WHAT TO DO
When a line in the entries contains the word "resources", copy that line in full.

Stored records
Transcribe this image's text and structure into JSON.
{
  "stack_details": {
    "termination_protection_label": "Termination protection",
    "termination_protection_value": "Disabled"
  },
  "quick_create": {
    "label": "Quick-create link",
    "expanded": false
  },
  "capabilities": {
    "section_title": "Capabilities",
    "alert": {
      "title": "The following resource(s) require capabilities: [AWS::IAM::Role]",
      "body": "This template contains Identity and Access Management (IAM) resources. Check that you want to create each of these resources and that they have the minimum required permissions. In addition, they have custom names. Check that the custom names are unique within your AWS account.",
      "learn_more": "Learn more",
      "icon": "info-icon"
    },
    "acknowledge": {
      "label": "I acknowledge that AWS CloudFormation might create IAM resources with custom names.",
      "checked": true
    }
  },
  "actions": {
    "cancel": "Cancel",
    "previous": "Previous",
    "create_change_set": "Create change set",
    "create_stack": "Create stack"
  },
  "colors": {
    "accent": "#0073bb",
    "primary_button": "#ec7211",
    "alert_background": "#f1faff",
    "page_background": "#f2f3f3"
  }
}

THE COMPLETED TASK
      "body": "This template contains Identity and Access Management (IAM) resources. Check that you want to create each of these resources and that they have the minimum required permissions. In addition, they have custom names. Check that the custom names are unique within your AWS account.",
      "label": "I acknowledge that AWS CloudFormation might create IAM resources with custom names.",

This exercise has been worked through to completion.